The Companies and Intellectual Property Commission (CIPC) has introduced a new requirement for all South African companies to declare their compliance with specific sections of the Companies Act 2008 (Act) by completing and submitting a compliance checklist online.
By Madelein Burger, Elodie Maume, Cindy Leibowitz, Marina Hodgkinson at Webber Wentzel
The new requirement came into force on 1 January 2020 and requires companies to submit their compliance checklist before they can file their annual returns.
What is the purpose of the compliance checklist?
Whilst it is a requirement of the Act that companies file an annual return in the prescribed form within the prescribed period, neither the Act nor the regulations to the Act require companies to file a compliance checklist. This new requirement has been set by the CIPC. Companies have questioned the purpose of the compliance checklist and are concerned that compliance will be burdensome.
The stated purpose of the compliance checklist, according to the CIPC, is to ensure compliance with the mandatory requirements of the Act. The CIPC also states that the compliance checklist will serve as an educational tool for directors and company secretaries, in guiding them with regards to their responsibilities in terms of the Companies Act.
The checklist contains a list of 24 questions which a company is required to answer by “yes”, “no” or “not applicable”. A company is required to consider each question in relation to its business activities during the preceding calendar year. The list of questions can be found here. The questions do not provide any detail about the relevant sections of the Act and merely state the number of the sections. In addition, companies are not afforded the opportunity to provide commentary or an explanation for their answers. This would arguably hinder a company from answering a question in the negative. It is also unclear how the CIPC will assess answers from companies without the provision of any background information.
The usefulness of the checklist in its current format for purposes of monitoring compliance with the Act is questionable.

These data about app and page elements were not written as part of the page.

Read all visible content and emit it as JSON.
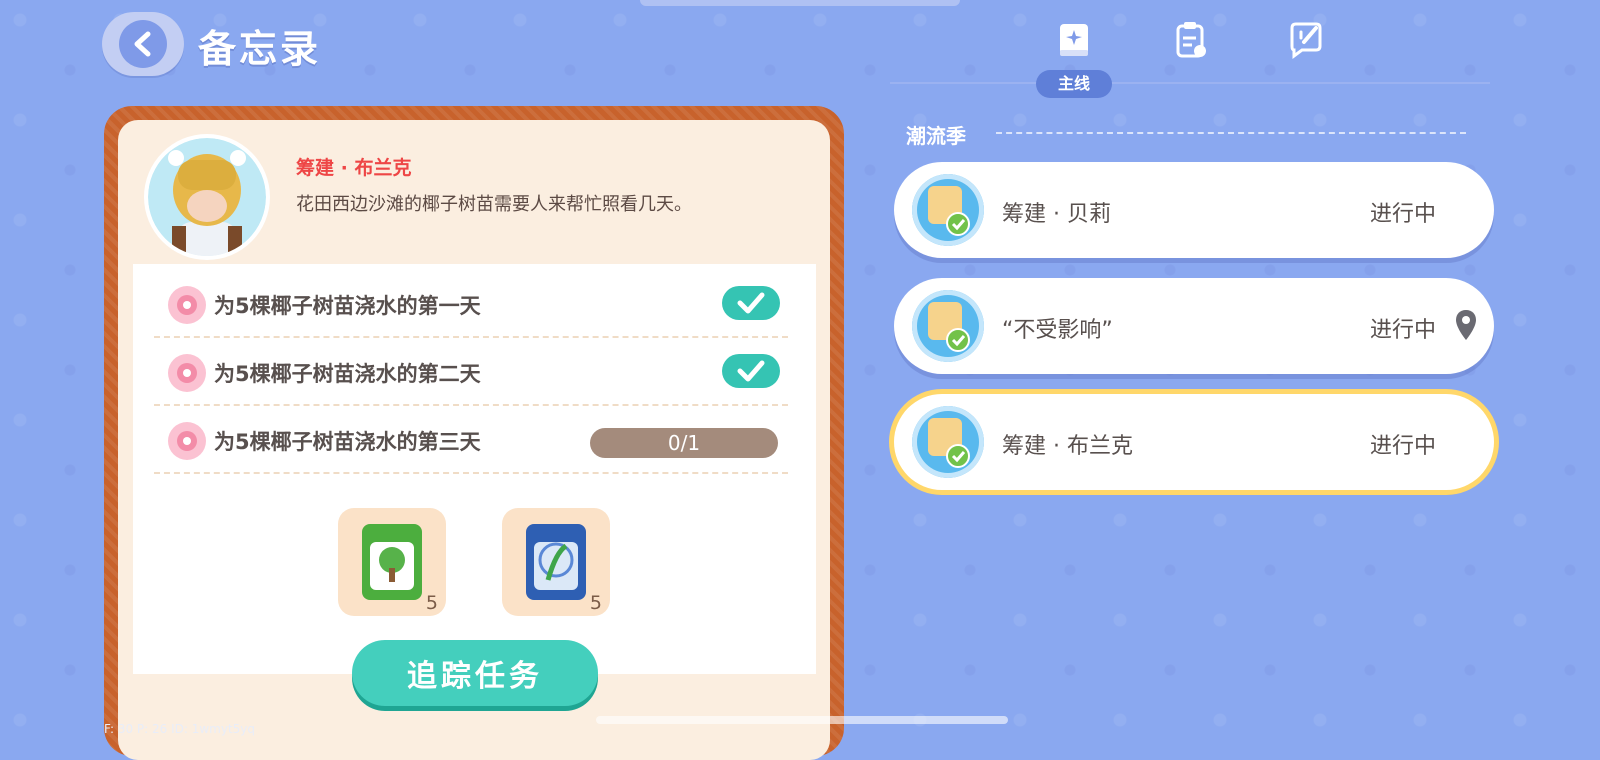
{
  "header": {
    "title": "备忘录"
  },
  "npc": {
    "name": "筹建 · 布兰克",
    "description": "花田西边沙滩的椰子树苗需要人来帮忙照看几天。"
  },
  "tasks": [
    {
      "text": "为5棵椰子树苗浇水的第一天",
      "done": true
    },
    {
      "text": "为5棵椰子树苗浇水的第二天",
      "done": true
    },
    {
      "text": "为5棵椰子树苗浇水的第三天",
      "done": false,
      "progress": "0/1"
    }
  ],
  "rewards": [
    {
      "icon": "tree-seed-bag-icon",
      "count": "5"
    },
    {
      "icon": "fast-grow-seed-bag-icon",
      "count": "5"
    }
  ],
  "track_button": "追踪任务",
  "tabs": {
    "active_label": "主线",
    "icons": [
      "main-quest-book-icon",
      "clipboard-icon",
      "note-edit-icon"
    ]
  },
  "section": {
    "title": "潮流季"
  },
  "quests": [
    {
      "name": "筹建 · 贝莉",
      "status": "进行中",
      "selected": false
    },
    {
      "name": "“不受影响”",
      "status": "进行中",
      "selected": false,
      "has_pin": true
    },
    {
      "name": "筹建 · 布兰克",
      "status": "进行中",
      "selected": true
    }
  ],
  "debug": "F: 30   P: 26   ID: 1wmyt5yq",
  "colors": {
    "background": "#8aa8f0",
    "accent_teal": "#44cfbd",
    "name_red": "#ee4646",
    "card_border": "#c8622c",
    "selected_outline": "#ffd76a"
  }
}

Who will need to complete a compliance checklist and by when does it need to be submitted to the CIPC?
The new requirement will apply to all personal liability, private, public, state-owned and non-profit companies. Companies will be required to complete and submit their compliance checklist before they can file their annual returns. Companies will therefore need to check when their annual return is due and put processes in place to make sure that their compliance checklist is submitted before this date.

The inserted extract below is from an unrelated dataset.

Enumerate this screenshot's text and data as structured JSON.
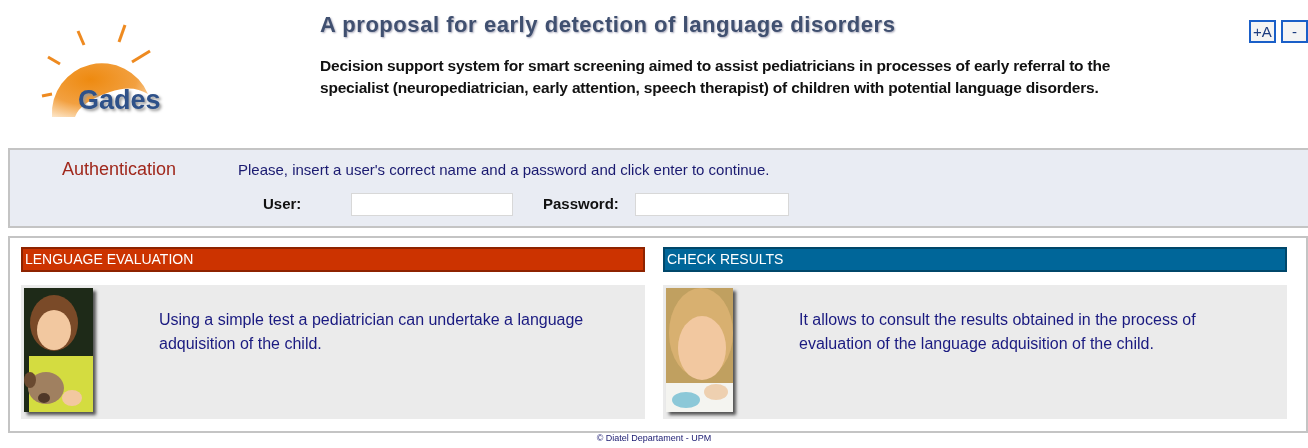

The timing for filing of the compliance checklist gives rise to some practical challenges. Annual returns must be filed within 30 business days after the anniversary date of the company’s date of incorporation, together with a copy of the company’s annual financial statements or financial accountability statements, as the case may be. The financial statements submitted with the annual return normally represent the financial position of the previous financial year (as a company’s financial year-end does not necessarily coincide with the date of filing of its annual return). This could lead to a mismatch in financial and compliance reporting periods and requires clarification from the CIPC.

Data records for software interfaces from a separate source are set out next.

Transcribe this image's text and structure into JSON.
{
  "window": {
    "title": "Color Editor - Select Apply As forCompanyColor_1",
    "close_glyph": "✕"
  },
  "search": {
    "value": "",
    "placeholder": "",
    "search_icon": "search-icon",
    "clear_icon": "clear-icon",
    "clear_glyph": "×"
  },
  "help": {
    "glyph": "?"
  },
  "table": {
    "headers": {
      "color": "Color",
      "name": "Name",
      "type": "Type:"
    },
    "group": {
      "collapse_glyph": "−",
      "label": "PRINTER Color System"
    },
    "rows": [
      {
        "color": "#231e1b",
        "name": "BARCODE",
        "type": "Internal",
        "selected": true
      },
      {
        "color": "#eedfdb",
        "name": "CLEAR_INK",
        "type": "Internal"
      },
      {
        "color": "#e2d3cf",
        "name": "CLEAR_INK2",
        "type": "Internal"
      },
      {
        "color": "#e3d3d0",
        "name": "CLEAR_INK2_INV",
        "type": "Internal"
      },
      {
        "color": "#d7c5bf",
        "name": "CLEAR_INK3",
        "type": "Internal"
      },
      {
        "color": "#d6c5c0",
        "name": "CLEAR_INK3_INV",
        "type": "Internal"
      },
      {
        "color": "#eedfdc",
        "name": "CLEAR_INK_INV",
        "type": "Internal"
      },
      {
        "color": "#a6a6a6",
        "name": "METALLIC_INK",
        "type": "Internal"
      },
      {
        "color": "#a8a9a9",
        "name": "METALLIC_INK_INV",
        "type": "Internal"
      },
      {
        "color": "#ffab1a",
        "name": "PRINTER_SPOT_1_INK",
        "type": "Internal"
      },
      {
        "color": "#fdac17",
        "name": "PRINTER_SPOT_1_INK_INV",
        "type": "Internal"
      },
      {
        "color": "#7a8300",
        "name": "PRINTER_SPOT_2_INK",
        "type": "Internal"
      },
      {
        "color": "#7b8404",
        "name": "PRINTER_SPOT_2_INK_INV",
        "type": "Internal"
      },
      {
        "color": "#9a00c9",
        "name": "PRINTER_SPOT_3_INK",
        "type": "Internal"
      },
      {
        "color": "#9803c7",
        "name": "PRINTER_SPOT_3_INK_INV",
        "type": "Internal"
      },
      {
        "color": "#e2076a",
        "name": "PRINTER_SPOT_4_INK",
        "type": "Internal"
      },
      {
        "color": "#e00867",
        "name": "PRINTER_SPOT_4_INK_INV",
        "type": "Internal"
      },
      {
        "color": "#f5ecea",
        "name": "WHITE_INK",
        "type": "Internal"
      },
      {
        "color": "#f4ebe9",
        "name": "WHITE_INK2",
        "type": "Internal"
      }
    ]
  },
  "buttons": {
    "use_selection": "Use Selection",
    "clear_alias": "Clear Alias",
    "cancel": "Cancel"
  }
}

What are the consequences of not submitting the compliance checklist?
The CIPC intends to utilise the compliance checklist to monitor and regulate proper compliance with the Act and has stated that if it identifies trends of non-compliance, it will “act accordingly”. It is unclear what “act accordingly” will entail.
The CIPC had originally indicated that if a company fails to complete the compliance checklist, it will not be able to submit its annual returns. Failure by a company to file its annual return results in the company incurring penalties, and eventual de-registration (if annual returns have not been completed for two consecutive years).
However, the compliance checklist e-service available on the CIPC website has not (yet) been linked to the e-service for filing of annual returns. Companies are therefore still able to file their annual returns without filing their compliance checklist first. Accordingly, it is unclear how the CIPC will stop companies from filing their annual returns without filing their compliance checklist first.
What are the consequences of submitting incorrect information in the compliance checklist?
Where a person knowingly provides incorrect information to the CIPC in completing the compliance checklist, then such person commits an offence in terms of the Act and could be liable to a fine or to imprisonment for up to 12 months or to both a fine and imprisonment.
The Act defines the term “knowingly” very broadly. It not only includes actual knowledge but also where a person reasonably ought to have investigated the matter to an extent that would have provided the person with actual knowledge or take other measures which, if taken, would reasonably be expected to have provided the person with actual knowledge of the matter.
In light of the broad definition of the term “knowingly”, a person may be held liable for negligently or accidentally completing the compliance checklist incorrectly.
Ensuring accurate completion of the checklist may prove to be somewhat challenging when one considers that the checklist covers an extensive portion of the Act and regulations to the Act. From a practical perspective, completion of the checklist will require input from various officers at the company, from the directors to the company secretary (if the company has appointed one) and accountants or auditors.
It is therefore essential for businesses and their officers to have a working knowledge and reasonable understanding of the Act and regulations to the Act and to put processes in place to check for compliance. If a company does not have internal resources to do this, they may need to hire the services of a suitably qualified professional. If you do not have a working knowledge or reasonable understanding of the Act, you may experience difficulty in completing the checklist.
The proposed format of the compliance checklist issued by the CIPC is very vague and requires further clarification from the CIPC. In the meantime, companies must apply their mind carefully when completing the checklist to avoid sanctions for non-compliance. Webber Wentzel is working on a guide to assist it in advising companies in ensuring compliance with these new requirements.